:: What is expected ::
Return the data below unchanged. Drop any pictures.

:: Dataset entries ::
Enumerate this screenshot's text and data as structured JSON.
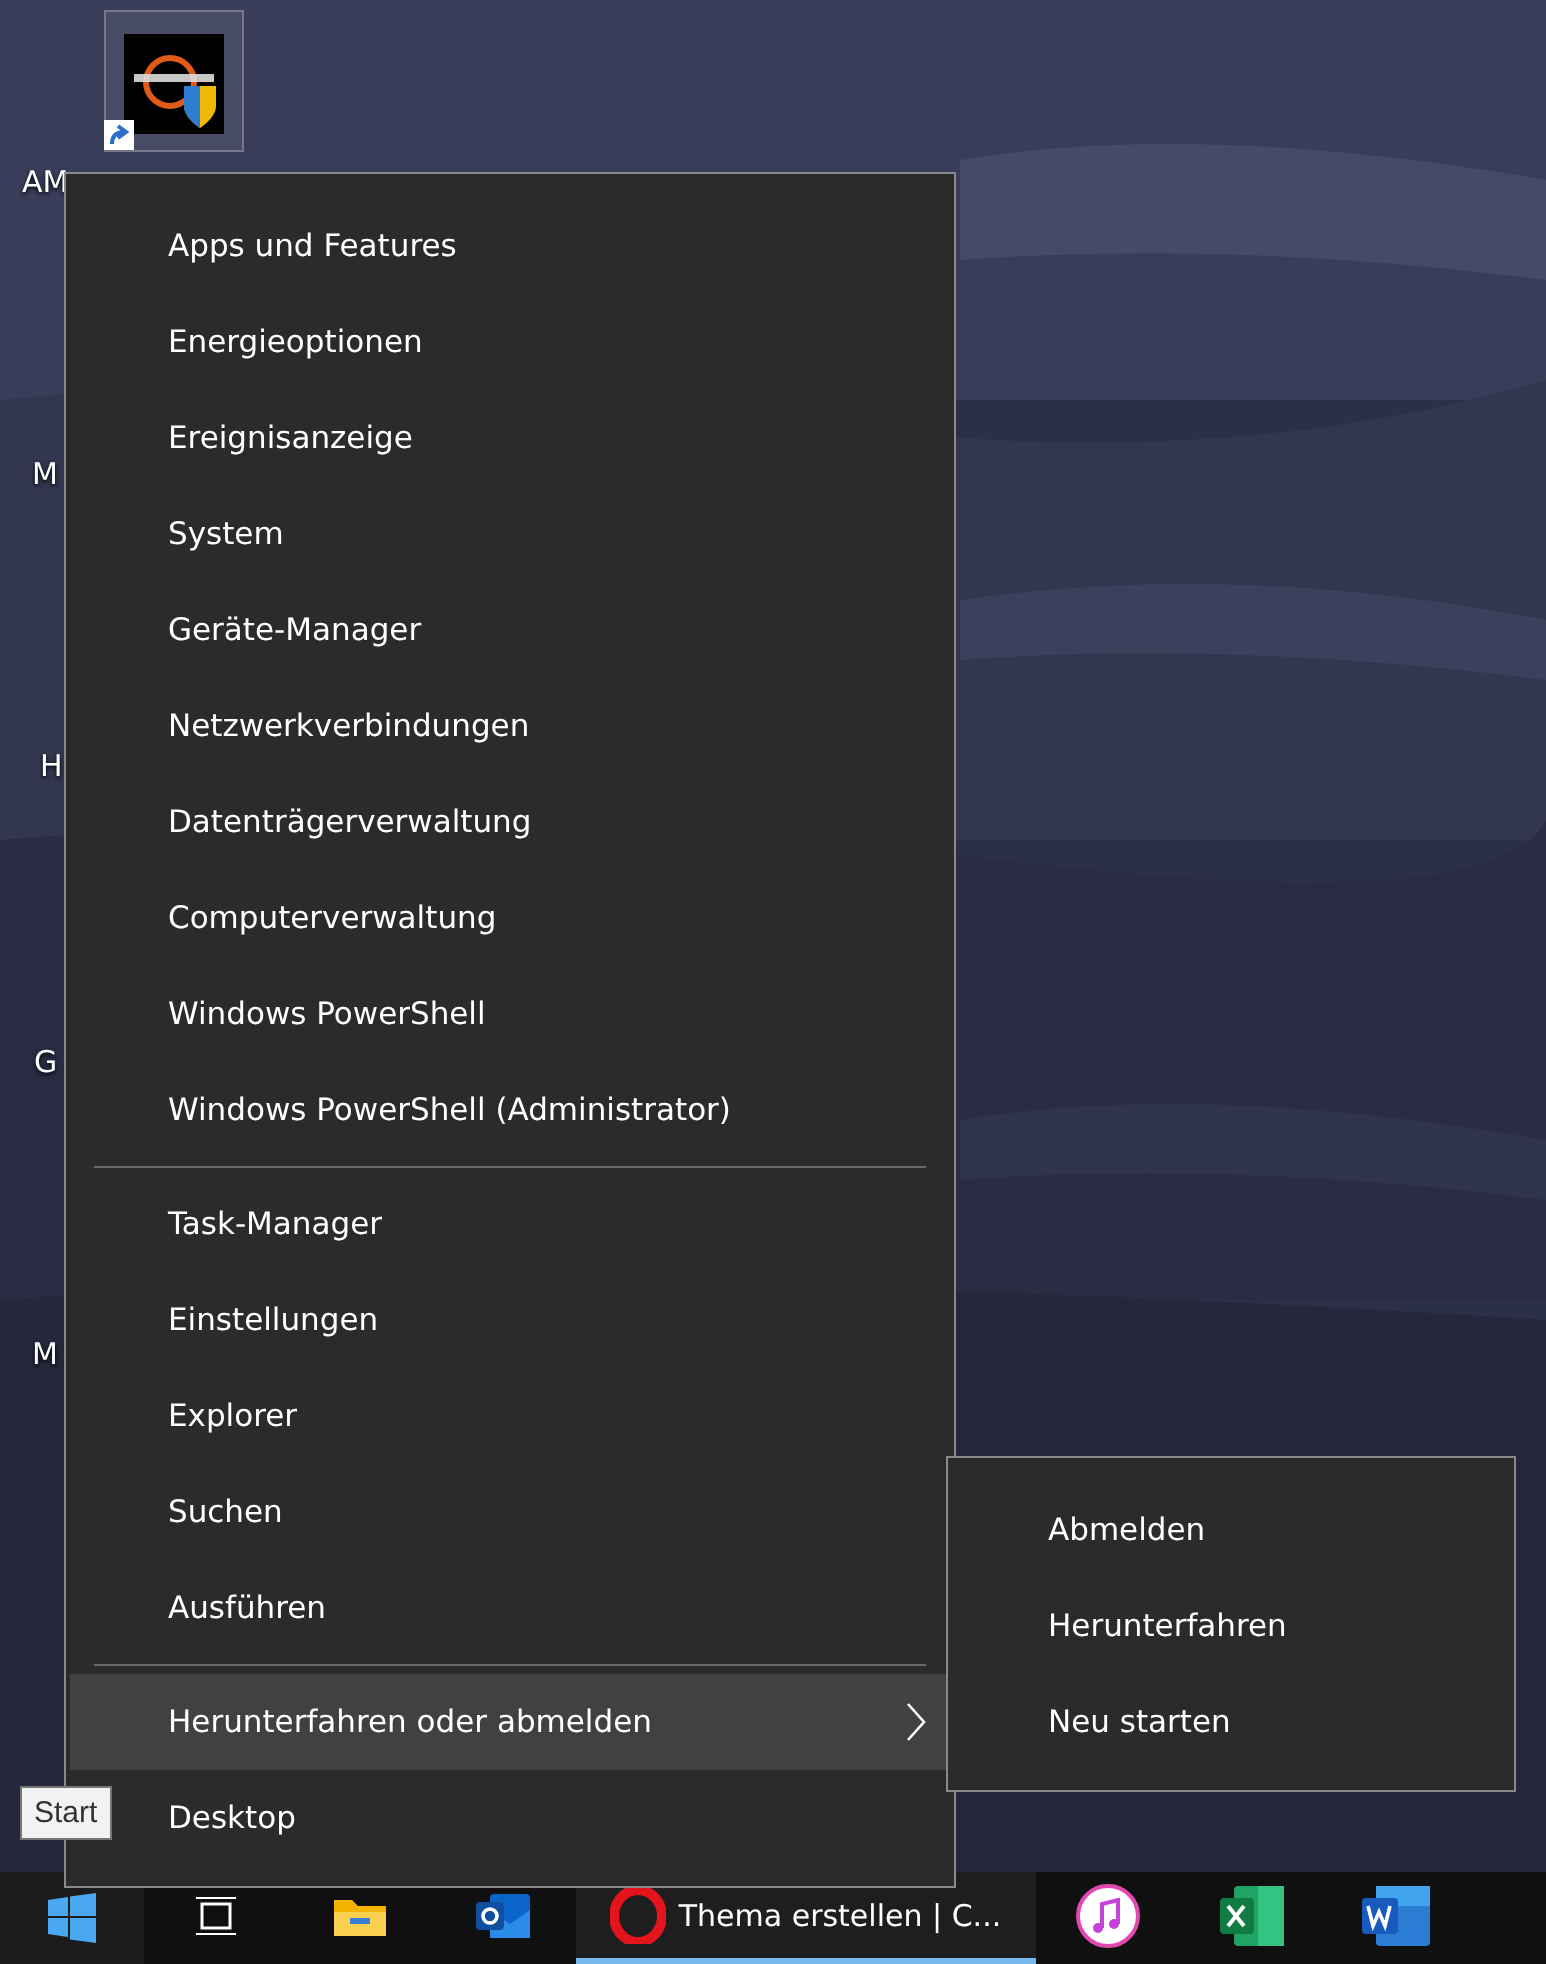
{
  "desktop": {
    "icon_labels": [
      {
        "label": "AM"
      },
      {
        "label": "M"
      },
      {
        "label": "H"
      },
      {
        "label": "G"
      },
      {
        "label": "M"
      }
    ],
    "shortcut_selected": true
  },
  "context_menu": {
    "groups": [
      {
        "items": [
          {
            "label": "Apps und Features",
            "selected": false,
            "has_submenu": false
          },
          {
            "label": "Energieoptionen",
            "selected": false,
            "has_submenu": false
          },
          {
            "label": "Ereignisanzeige",
            "selected": false,
            "has_submenu": false
          },
          {
            "label": "System",
            "selected": false,
            "has_submenu": false
          },
          {
            "label": "Geräte-Manager",
            "selected": false,
            "has_submenu": false
          },
          {
            "label": "Netzwerkverbindungen",
            "selected": false,
            "has_submenu": false
          },
          {
            "label": "Datenträgerverwaltung",
            "selected": false,
            "has_submenu": false
          },
          {
            "label": "Computerverwaltung",
            "selected": false,
            "has_submenu": false
          },
          {
            "label": "Windows PowerShell",
            "selected": false,
            "has_submenu": false
          },
          {
            "label": "Windows PowerShell (Administrator)",
            "selected": false,
            "has_submenu": false
          }
        ]
      },
      {
        "items": [
          {
            "label": "Task-Manager",
            "selected": false,
            "has_submenu": false
          },
          {
            "label": "Einstellungen",
            "selected": false,
            "has_submenu": false
          },
          {
            "label": "Explorer",
            "selected": false,
            "has_submenu": false
          },
          {
            "label": "Suchen",
            "selected": false,
            "has_submenu": false
          },
          {
            "label": "Ausführen",
            "selected": false,
            "has_submenu": false
          }
        ]
      },
      {
        "items": [
          {
            "label": "Herunterfahren oder abmelden",
            "selected": true,
            "has_submenu": true
          },
          {
            "label": "Desktop",
            "selected": false,
            "has_submenu": false
          }
        ]
      }
    ]
  },
  "submenu": {
    "items": [
      {
        "label": "Abmelden"
      },
      {
        "label": "Herunterfahren"
      },
      {
        "label": "Neu starten"
      }
    ]
  },
  "tooltip": {
    "text": "Start"
  },
  "taskbar": {
    "apps": [
      {
        "kind": "taskview",
        "active": false
      },
      {
        "kind": "explorer",
        "active": false
      },
      {
        "kind": "outlook",
        "active": false
      },
      {
        "kind": "opera",
        "active": true,
        "title": "Thema erstellen | C..."
      },
      {
        "kind": "itunes",
        "active": false
      },
      {
        "kind": "excel",
        "active": false
      },
      {
        "kind": "word",
        "active": false
      }
    ]
  }
}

:: Exercise output ::
Enumerate this screenshot's text and data as structured JSON.
{
  "desktop": {
    "icon_labels": [
      {
        "label": "AM"
      },
      {
        "label": "M"
      },
      {
        "label": "H"
      },
      {
        "label": "G"
      },
      {
        "label": "M"
      }
    ],
    "shortcut_selected": true
  },
  "context_menu": {
    "groups": [
      {
        "items": [
          {
            "label": "Apps und Features",
            "selected": false,
            "has_submenu": false
          },
          {
            "label": "Energieoptionen",
            "selected": false,
            "has_submenu": false
          },
          {
            "label": "Ereignisanzeige",
            "selected": false,
            "has_submenu": false
          },
          {
            "label": "System",
            "selected": false,
            "has_submenu": false
          },
          {
            "label": "Geräte-Manager",
            "selected": false,
            "has_submenu": false
          },
          {
            "label": "Netzwerkverbindungen",
            "selected": false,
            "has_submenu": false
          },
          {
            "label": "Datenträgerverwaltung",
            "selected": false,
            "has_submenu": false
          },
          {
            "label": "Computerverwaltung",
            "selected": false,
            "has_submenu": false
          },
          {
            "label": "Windows PowerShell",
            "selected": false,
            "has_submenu": false
          },
          {
            "label": "Windows PowerShell (Administrator)",
            "selected": false,
            "has_submenu": false
          }
        ]
      },
      {
        "items": [
          {
            "label": "Task-Manager",
            "selected": false,
            "has_submenu": false
          },
          {
            "label": "Einstellungen",
            "selected": false,
            "has_submenu": false
          },
          {
            "label": "Explorer",
            "selected": false,
            "has_submenu": false
          },
          {
            "label": "Suchen",
            "selected": false,
            "has_submenu": false
          },
          {
            "label": "Ausführen",
            "selected": false,
            "has_submenu": false
          }
        ]
      },
      {
        "items": [
          {
            "label": "Herunterfahren oder abmelden",
            "selected": true,
            "has_submenu": true
          },
          {
            "label": "Desktop",
            "selected": false,
            "has_submenu": false
          }
        ]
      }
    ]
  },
  "submenu": {
    "items": [
      {
        "label": "Abmelden"
      },
      {
        "label": "Herunterfahren"
      },
      {
        "label": "Neu starten"
      }
    ]
  },
  "tooltip": {
    "text": "Start"
  },
  "taskbar": {
    "apps": [
      {
        "kind": "taskview",
        "active": false
      },
      {
        "kind": "explorer",
        "active": false
      },
      {
        "kind": "outlook",
        "active": false
      },
      {
        "kind": "opera",
        "active": true,
        "title": "Thema erstellen | C..."
      },
      {
        "kind": "itunes",
        "active": false
      },
      {
        "kind": "excel",
        "active": false
      },
      {
        "kind": "word",
        "active": false
      }
    ]
  }
}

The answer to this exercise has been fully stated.